We also installed the upper cabinets in a bit of a weird order (you should start from the corner and work your way out). BUT again, I wanted to install the microhood first so that I could perfectly line up the “taller” cabinets with the base of that, so it would create a nice line.
(In order to do that, I just click-clocked the plastic locking pieces onto the Sektion rail system that was cut to the correct length for my cabinet. I then held it up where I wanted it, then marked the height for the rail from there. I unlocked the rail, then secured it to the wall where I marked the height, and the cabinet was lined up!).
We’ll be adding an open shelf across the bottom of the open area (as is shown in the graphic above) and I still have to add some thin cover panels along the sides to fill in the gaps.
The photo above shows how everything works together (remember that there will be another base cabinet where the ladder is), and I think we were able to get a lot of storage even if we had to use smaller cabinets.
I also chose to do dark upper cabinets along the tops so that it would blend more with the painted colour of the outside because I didn’t want to have to put panels on the bottoms (don’t worry, once all the doors are installed, it will all look the same!). You should only see the colour of the inner cabinets when you bend over and look up.
They’ll also be a couple more cabinets to the right of the fridge (next to the bathroom door – where those doors are leaning in the photo above) but I want to use these more like a “linen closet” than for kitchen stuff. I’m planning on doing some nice built-ins around everything to add storage, so you’ll have to come back and check it out when it’s done!

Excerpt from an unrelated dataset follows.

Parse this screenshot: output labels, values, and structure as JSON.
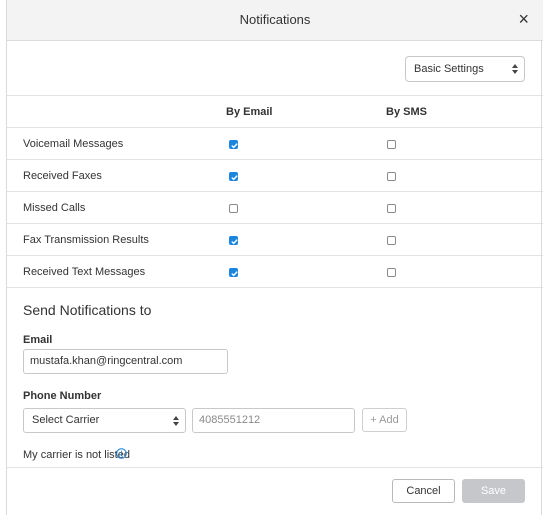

And here’s a little sneak peek of the bathroom (and into the master bedroom) – and you’ll definitely have to come back next week to see what I’m planning for the bathroom because it’s going to be good!
Oh, and everything looks much better with the lights working and the floors installed right?
(These are the floors we are using throughout the apartment, and I really like how they turned out!)
And, just in case you thought things were going smoothly… the Husband broke the cross piece in the corner cabinet and now we have to fix it before we can install the counters.
We still have to lock all the cabinets in place too, but I wanted to wait until the appliances were in (and we didn’t have our clamps with us) – but at least we’re moving forward :)
Hopefully, my tips on installing an Ikea kitchen in a basement were helpful to anyone else who’s in the same situation! Actually, you can probably still follow a lot of the advice for a regular Ikea kitchen install (wall cabinets first, followed by base cabinets – and always start in the corner!), even if I didn’t follow the advice myself :) But that’s how we ended up with the broken cabinet, so there’s that.
I did write more detailed posts on installing Ikea wall cabinets and base cabinets if you wanted (BUT they are from the older Akurum line, whereas everything has been switched over to Sektion now). You can also check out our DIY kitchen reveal or my brother’s budget kitchen to see my other Ikea kitchen designs :)
And lastly, you can follow this Rental Renovation Pinterest board to see my inspiration and what I’ve been saving!